In a city where politicians are earnestly vying for women’s votes who account for 46 per cent of Mumbai’s population, female participation in electoral politics remains abysmally low.
Of the total 334 candidates who will be fighting in the 36 Assembly seats of Mumbai, only 31 candidates are women, or just 9.3 per cent. Only 21 of the 36 Mumbai constituencies have a woman candidate.
Both the BJP and the Congress have fielded only three candidates. The BJP, which is contesting on 17 seats, has renominated three of its sitting women MLAs with Manisha Chaudhary contesting from Dahisar, Bharti Lavekar from Versova and Vidya Thakur from Goregaon.
The Congress, which is fighting on 29 seats, has fielded only three women candidates. It has fielded sitting MLA Varsha Gaikwad from Dharavi, Manisha Suryawanshi from Ghatkopar East and Dr Ajanta Yadav from Kandivali East.
The Shiv Sena, which is contesting on 19 seats, has given ticket to only one woman candidate nominating Yamini Jadhav. The NCP, which is contesting on six seats, has given nomination to Vidya Chavan from Dindoshi. There are 11 independent women candidates in the fray.
The highest number of women candidates in a single constituency is in Dharavi, where three of the 11 candidates are women. They are Varsha Gaikwad of Congress, Anita Gautam of Bahujan Samaj Party and Babita Shinde, an independent.
The share of women elected representatives is low in Mumbai. The number was high in the 80s when the socialist movement was at its peak.
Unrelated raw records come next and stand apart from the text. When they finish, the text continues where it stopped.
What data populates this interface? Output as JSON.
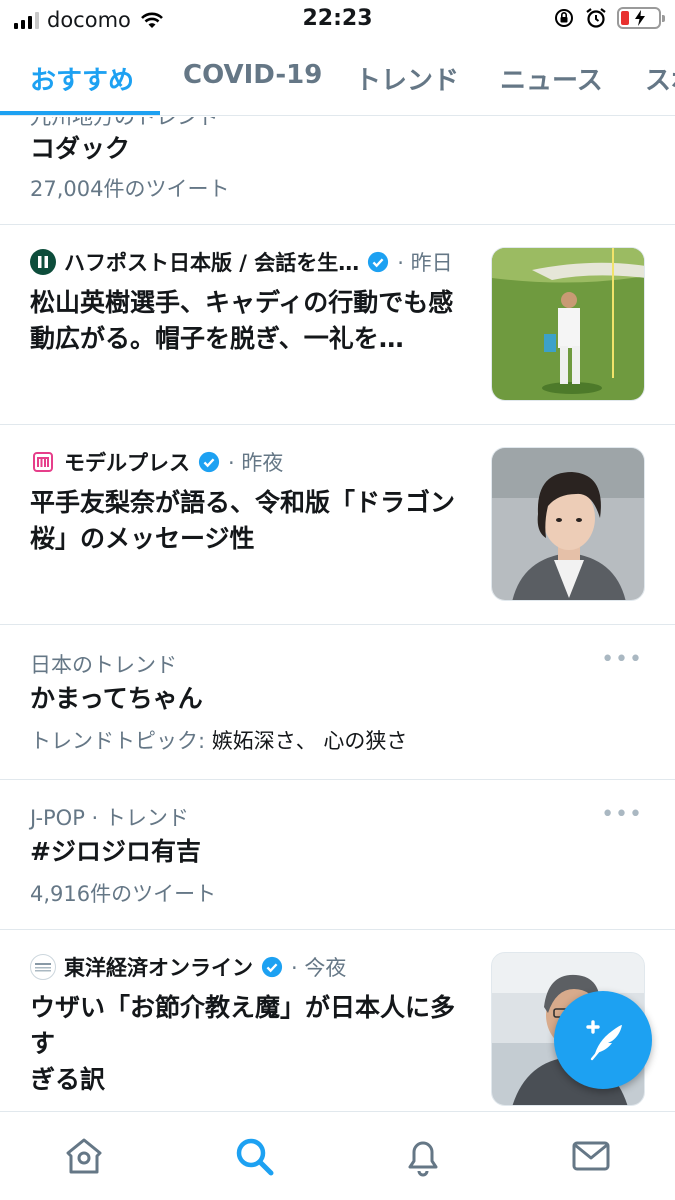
{
  "status_bar": {
    "carrier": "docomo",
    "time": "22:23"
  },
  "tabs": [
    {
      "label": "おすすめ",
      "active": true
    },
    {
      "label": "COVID-19"
    },
    {
      "label": "トレンド"
    },
    {
      "label": "ニュース"
    },
    {
      "label": "スポ"
    }
  ],
  "feed": {
    "item0": {
      "category": "九州地方のトレンド",
      "title": "コダック",
      "count": "27,004件のツイート"
    },
    "item1": {
      "source": "ハフポスト日本版 / 会話を生…",
      "time": "· 昨日",
      "title_l1": "松山英樹選手、キャディの行動でも感",
      "title_l2": "動広がる。帽子を脱ぎ、一礼を…",
      "logo": "huffpost-logo",
      "image": "golf-caddie-photo"
    },
    "item2": {
      "source": "モデルプレス",
      "time": "· 昨夜",
      "title_l1": "平手友梨奈が語る、令和版「ドラゴン",
      "title_l2": "桜」のメッセージ性",
      "logo": "modelpress-logo",
      "image": "actress-portrait-photo"
    },
    "item3": {
      "category": "日本のトレンド",
      "title": "かまってちゃん",
      "topic_prefix": "トレンドトピック: ",
      "topic_values": "嫉妬深さ、 心の狭さ"
    },
    "item4": {
      "category": "J-POP · トレンド",
      "title": "#ジロジロ有吉",
      "count": "4,916件のツイート"
    },
    "item5": {
      "source": "東洋経済オンライン",
      "time": "· 今夜",
      "title_l1": "ウザい「お節介教え魔」が日本人に多す",
      "title_l2": "ぎる訳",
      "logo": "toyokeizai-logo",
      "image": "businessman-photo"
    }
  },
  "bottom_nav": [
    "home-icon",
    "search-icon",
    "notifications-icon",
    "messages-icon"
  ],
  "colors": {
    "accent": "#1da1f2",
    "text": "#14171a",
    "secondary": "#657786",
    "divider": "#e1e8ed"
  }
}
In 1985 the city had six women MLAs.
The number has been on a decline since with Mumbai not electing a single woman MLA in 1990. The sweep of the BJP in the 2014 elections, however, saw the number of women legislators from Mumbai rise with four being elected.